§ To do:
The lines needed are those below that contain the word "Eagle"; copy each one.

(Items from a dataset)

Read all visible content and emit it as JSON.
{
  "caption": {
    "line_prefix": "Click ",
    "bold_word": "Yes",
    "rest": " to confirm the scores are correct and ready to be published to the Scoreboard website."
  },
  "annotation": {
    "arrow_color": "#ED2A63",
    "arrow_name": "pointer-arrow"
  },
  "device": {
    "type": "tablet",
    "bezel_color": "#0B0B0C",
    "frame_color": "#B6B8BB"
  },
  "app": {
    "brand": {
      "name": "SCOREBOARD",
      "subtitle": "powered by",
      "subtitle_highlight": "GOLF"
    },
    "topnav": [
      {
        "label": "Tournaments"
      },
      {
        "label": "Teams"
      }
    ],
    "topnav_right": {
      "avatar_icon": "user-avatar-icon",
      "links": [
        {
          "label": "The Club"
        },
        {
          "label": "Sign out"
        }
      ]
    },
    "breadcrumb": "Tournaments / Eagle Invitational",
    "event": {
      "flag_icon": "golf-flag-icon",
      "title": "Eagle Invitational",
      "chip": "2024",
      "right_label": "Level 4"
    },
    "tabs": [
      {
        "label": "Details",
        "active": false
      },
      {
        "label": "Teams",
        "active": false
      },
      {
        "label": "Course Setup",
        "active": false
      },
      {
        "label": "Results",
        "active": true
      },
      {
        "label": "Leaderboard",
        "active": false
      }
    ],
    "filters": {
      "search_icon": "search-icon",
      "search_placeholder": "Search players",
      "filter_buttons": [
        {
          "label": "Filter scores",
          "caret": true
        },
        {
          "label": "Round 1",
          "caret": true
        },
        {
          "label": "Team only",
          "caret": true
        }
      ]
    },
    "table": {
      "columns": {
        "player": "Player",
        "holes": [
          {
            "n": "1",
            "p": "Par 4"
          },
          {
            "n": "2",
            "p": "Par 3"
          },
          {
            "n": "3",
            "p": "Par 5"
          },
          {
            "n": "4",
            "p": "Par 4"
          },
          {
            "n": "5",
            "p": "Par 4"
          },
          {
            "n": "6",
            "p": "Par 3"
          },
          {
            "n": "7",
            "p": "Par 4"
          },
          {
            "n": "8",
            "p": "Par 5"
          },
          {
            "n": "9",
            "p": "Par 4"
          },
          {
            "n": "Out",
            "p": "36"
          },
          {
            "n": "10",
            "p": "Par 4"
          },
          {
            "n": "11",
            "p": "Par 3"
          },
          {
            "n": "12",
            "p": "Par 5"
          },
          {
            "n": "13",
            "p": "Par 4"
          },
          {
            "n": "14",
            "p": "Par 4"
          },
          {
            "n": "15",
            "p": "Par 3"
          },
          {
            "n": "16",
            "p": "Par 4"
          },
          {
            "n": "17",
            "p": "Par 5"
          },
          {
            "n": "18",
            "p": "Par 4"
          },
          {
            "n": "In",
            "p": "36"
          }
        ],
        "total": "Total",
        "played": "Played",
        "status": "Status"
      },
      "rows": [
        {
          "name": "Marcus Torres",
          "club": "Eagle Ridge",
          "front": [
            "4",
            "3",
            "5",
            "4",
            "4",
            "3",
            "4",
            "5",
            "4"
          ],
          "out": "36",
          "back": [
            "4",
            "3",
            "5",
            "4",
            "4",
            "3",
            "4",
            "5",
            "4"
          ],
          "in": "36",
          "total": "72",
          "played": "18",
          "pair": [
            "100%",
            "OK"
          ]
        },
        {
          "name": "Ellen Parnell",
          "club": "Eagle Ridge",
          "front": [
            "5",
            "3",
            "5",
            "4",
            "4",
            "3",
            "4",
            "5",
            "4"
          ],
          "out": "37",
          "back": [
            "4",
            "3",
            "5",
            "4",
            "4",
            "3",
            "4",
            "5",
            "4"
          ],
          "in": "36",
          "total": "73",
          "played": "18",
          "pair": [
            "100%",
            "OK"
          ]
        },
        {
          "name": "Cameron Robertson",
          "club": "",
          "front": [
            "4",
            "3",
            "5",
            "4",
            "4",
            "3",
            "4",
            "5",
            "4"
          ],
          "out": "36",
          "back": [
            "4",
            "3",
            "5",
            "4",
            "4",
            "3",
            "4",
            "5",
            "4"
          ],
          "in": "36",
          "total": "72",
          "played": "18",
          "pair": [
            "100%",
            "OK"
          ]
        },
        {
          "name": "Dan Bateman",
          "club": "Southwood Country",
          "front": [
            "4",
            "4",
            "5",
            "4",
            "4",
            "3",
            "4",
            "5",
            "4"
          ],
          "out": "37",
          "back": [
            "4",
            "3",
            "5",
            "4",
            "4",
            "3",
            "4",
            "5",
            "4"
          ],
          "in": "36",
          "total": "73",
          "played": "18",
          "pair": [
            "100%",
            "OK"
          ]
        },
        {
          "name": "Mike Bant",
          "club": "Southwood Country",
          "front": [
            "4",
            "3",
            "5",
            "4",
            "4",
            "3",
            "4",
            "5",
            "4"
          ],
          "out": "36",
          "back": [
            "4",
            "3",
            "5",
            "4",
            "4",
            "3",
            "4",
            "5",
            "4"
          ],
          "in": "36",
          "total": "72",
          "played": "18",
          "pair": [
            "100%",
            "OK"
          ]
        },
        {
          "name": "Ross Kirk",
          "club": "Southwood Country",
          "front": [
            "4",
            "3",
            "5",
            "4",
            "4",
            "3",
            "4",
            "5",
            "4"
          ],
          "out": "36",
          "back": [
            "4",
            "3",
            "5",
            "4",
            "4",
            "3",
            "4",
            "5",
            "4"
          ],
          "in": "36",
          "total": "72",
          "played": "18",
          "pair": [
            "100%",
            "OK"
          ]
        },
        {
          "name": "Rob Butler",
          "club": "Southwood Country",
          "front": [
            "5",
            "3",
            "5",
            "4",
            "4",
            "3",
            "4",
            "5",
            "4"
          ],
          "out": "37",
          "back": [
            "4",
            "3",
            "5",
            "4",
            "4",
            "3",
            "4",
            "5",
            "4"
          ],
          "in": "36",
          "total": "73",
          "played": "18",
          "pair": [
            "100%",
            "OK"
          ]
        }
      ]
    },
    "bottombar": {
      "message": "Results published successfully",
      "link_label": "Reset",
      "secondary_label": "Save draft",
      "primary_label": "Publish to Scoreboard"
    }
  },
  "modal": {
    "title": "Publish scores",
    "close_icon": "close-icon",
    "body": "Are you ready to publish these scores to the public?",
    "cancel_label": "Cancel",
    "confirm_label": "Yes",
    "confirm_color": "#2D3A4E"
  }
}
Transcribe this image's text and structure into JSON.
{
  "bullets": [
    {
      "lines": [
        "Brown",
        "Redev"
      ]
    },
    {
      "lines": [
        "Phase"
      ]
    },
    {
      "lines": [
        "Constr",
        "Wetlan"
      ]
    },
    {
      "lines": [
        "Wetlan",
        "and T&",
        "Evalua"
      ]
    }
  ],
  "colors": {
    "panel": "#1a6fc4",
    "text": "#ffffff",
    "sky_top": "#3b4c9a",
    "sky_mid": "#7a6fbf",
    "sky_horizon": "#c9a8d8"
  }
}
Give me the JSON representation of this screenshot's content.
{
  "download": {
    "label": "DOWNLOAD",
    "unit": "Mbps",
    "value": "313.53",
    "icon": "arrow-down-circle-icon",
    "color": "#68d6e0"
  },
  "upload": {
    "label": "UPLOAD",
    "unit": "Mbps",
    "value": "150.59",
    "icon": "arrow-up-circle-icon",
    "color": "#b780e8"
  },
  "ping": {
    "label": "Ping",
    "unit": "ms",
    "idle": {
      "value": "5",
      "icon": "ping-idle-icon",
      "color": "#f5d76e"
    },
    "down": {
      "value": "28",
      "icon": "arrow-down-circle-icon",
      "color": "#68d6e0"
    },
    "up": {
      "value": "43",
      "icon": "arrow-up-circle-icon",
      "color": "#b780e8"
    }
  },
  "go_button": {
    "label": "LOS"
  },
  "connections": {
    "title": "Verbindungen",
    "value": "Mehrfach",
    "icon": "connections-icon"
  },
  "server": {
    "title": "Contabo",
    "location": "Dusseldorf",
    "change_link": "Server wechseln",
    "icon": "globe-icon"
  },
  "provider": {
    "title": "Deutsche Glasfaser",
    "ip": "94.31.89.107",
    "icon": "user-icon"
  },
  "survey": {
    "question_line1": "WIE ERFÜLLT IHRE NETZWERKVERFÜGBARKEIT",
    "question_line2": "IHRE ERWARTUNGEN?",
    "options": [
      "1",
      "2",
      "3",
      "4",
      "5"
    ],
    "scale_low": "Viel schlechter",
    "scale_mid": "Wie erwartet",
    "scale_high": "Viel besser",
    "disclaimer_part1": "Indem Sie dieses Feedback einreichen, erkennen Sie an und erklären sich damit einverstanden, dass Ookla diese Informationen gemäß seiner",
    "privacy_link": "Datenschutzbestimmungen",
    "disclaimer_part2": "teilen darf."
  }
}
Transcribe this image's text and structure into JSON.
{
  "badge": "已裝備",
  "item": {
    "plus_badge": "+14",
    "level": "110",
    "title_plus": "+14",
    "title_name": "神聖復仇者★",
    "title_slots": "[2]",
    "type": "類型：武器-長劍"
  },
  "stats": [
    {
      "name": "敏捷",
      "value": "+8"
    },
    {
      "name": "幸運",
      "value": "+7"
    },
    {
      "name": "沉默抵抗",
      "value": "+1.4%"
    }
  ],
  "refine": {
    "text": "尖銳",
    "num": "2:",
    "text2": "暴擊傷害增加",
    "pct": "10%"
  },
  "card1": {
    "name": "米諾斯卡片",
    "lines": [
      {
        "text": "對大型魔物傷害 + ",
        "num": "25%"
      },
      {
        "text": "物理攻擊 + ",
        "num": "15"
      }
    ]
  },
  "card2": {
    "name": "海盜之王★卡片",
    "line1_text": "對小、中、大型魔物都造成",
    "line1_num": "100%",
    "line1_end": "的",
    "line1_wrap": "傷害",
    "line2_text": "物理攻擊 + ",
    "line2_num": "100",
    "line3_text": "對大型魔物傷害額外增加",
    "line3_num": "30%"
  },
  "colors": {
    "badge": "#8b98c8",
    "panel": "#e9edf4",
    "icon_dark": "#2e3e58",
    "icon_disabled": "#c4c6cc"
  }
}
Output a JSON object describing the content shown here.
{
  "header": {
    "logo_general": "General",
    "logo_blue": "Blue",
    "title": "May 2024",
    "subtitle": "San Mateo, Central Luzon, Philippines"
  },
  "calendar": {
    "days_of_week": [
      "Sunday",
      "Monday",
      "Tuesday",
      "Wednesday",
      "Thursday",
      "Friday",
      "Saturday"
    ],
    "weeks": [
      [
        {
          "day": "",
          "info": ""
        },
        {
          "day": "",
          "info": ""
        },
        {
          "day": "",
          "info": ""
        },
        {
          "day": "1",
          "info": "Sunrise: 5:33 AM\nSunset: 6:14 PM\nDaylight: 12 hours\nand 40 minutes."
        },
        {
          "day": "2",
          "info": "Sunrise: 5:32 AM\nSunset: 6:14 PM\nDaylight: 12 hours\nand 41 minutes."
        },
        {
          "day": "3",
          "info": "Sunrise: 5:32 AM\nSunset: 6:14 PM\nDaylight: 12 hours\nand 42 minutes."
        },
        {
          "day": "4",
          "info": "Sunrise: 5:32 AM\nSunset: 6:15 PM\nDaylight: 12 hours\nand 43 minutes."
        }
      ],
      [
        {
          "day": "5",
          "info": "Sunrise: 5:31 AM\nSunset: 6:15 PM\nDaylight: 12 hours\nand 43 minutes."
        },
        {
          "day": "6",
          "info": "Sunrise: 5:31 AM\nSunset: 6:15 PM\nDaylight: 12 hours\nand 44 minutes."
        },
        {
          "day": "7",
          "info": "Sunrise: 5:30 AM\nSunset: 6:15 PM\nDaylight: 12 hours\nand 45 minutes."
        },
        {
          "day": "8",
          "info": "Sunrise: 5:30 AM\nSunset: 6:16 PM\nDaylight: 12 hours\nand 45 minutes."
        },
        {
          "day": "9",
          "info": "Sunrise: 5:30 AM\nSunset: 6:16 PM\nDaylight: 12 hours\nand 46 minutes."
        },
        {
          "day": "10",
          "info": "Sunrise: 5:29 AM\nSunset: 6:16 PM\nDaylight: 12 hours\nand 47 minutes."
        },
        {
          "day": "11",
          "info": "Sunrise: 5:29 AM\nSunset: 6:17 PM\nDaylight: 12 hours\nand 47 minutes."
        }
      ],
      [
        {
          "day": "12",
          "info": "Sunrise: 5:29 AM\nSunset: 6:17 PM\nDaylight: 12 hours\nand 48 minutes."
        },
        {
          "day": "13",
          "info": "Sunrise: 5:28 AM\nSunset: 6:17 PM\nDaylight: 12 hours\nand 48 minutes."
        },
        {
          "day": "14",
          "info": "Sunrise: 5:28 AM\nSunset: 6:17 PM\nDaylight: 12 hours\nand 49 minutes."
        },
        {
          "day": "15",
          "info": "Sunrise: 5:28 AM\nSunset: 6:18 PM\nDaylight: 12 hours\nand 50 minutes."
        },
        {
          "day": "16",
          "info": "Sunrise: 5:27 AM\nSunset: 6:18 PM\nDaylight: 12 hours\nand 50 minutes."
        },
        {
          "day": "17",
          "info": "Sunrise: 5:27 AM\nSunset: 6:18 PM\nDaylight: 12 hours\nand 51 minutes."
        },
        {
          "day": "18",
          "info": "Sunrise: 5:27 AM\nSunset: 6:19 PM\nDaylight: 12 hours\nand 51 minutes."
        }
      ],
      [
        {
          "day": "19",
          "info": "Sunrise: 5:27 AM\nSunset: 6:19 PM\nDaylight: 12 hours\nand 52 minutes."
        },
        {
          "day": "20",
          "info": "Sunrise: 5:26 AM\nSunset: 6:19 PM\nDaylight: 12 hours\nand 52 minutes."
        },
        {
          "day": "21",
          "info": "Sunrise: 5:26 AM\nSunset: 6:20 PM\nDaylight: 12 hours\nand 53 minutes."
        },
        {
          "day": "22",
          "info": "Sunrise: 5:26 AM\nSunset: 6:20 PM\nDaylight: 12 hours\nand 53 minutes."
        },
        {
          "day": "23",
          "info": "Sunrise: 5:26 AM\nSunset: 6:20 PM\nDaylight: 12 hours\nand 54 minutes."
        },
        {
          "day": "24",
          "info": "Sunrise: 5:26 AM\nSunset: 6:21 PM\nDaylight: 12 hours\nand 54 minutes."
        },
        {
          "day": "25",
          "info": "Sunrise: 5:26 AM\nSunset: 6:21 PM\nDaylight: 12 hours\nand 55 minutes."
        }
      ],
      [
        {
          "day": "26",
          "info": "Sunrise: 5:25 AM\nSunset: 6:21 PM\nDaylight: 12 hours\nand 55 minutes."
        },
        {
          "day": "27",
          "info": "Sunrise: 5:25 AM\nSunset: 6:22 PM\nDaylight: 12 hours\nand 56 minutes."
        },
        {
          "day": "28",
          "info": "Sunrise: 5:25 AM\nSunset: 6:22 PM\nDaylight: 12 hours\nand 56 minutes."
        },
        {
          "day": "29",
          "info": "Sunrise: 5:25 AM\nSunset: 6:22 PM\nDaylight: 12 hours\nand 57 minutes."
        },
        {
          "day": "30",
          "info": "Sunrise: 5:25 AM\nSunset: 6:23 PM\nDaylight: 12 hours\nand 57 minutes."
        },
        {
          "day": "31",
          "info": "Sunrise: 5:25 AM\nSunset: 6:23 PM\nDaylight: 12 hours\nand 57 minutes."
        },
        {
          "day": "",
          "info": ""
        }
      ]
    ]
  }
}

§ Answer:
    "breadcrumb": "Tournaments / Eagle Invitational",
      "title": "Eagle Invitational",
          "club": "Eagle Ridge",
          "club": "Eagle Ridge",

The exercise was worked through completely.